National Transportation Safety Board Acting Chairman Mark V. Rosenker prompted Americans today to keep safety in mind when celebrating our nation’s independence this Fourth of July weekend.

“Everyone enjoys celebrating Independence Day — and it is important to do so,” said Rosenker in a press statement. “The NTSB would simply like to remind Americans to take some time to think about the safety of themselves as well as others while enjoying the festivities.”

Rosenker stressed several issues to keep in mind this holiday weekend, particularly highway safety. Highway transportation accounts for more than 90% of all transportation fatalities in the United States today. As a result, the NTSB has long campaigned for safety improvements for highway travel, including mandatory seat belt laws, child restraints, and advocacy against hard core drinking and driving.

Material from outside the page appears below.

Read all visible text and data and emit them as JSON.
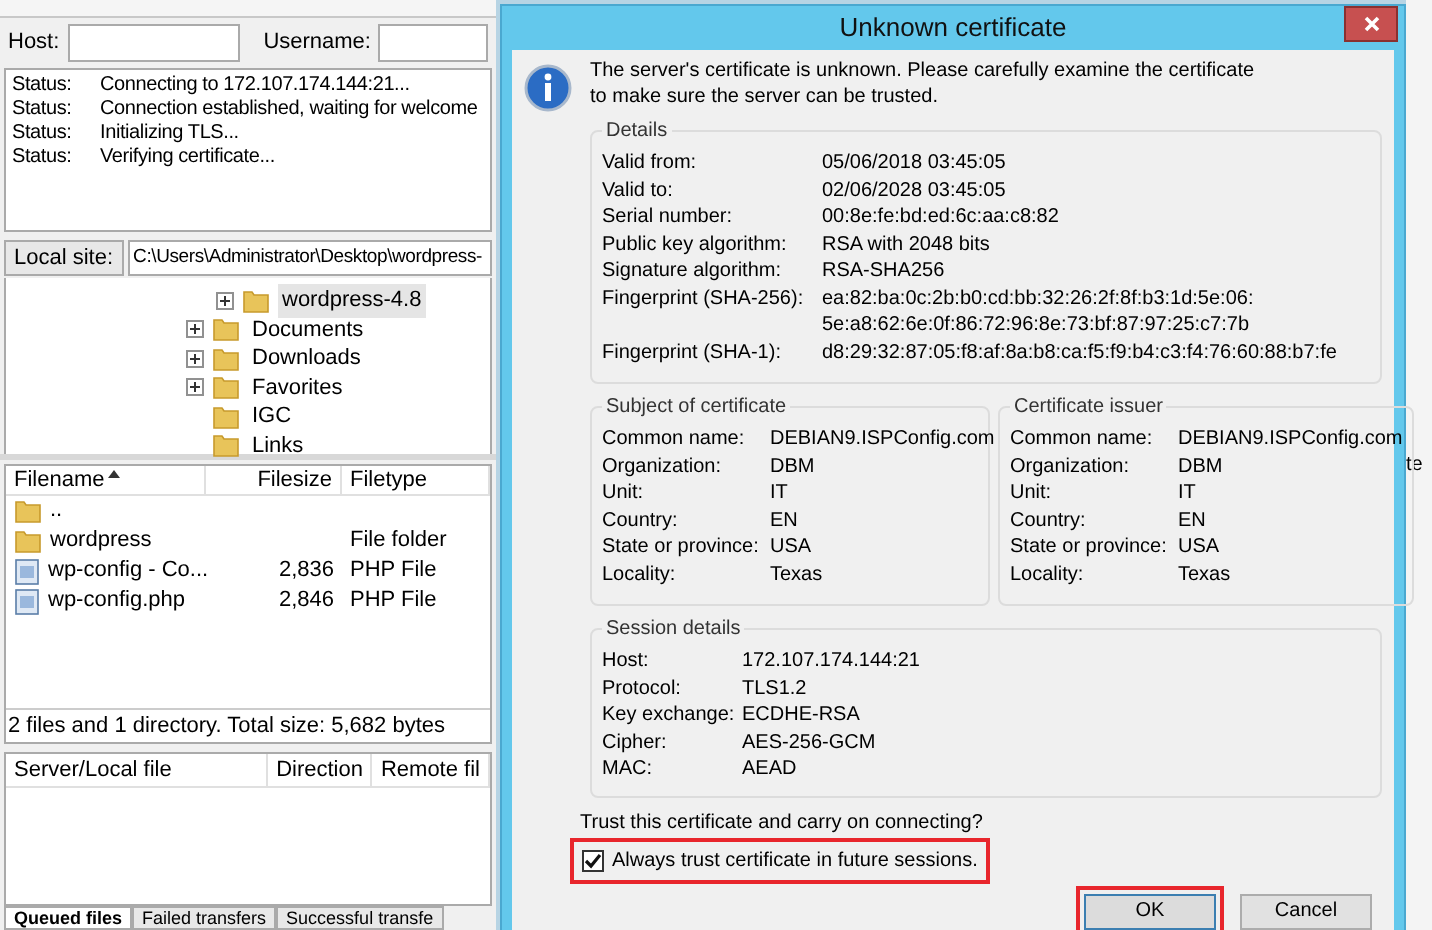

The Chairman urged partygoers to not operate motor vehicles or boats of any kind if they have consumed any alcoholic beverages. “Getting behind the wheel while impaired by alcohol endangers not only your own life, but the lives as others as well.”

Other safety procedures to be mindful of this Fourth of July include the following:
  • Use personal floatation devices (PFDs) for recreational boating. More than 700 boaters die on U.S. waterways every year, and about 70% of those are by drowning. According to the U.S. Coast Guard, the use of PFDs (life jackets) would have prevented at least 80% of those drowning deaths.
  • Restrict cell phone or other electronic device use while driving. These gadgets may seem helpful, but they can be a serious distraction and endanger yourself and others while operating a vehicle.
  • Make sure young children and infants are securely fastened in child safety seats or booster seats that are fit to their size and are placed in rear seats. This alone reduces fatal injury risk by about a third among those 12 and younger.
“Safety during this holiday weekend and all those to come is everyone’s responsibility,” said Rosenker. For safety alerts on boating and highway transportation, please visit the NTSB Web site at http://www.ntsb.gov/alerts/alerts.htm.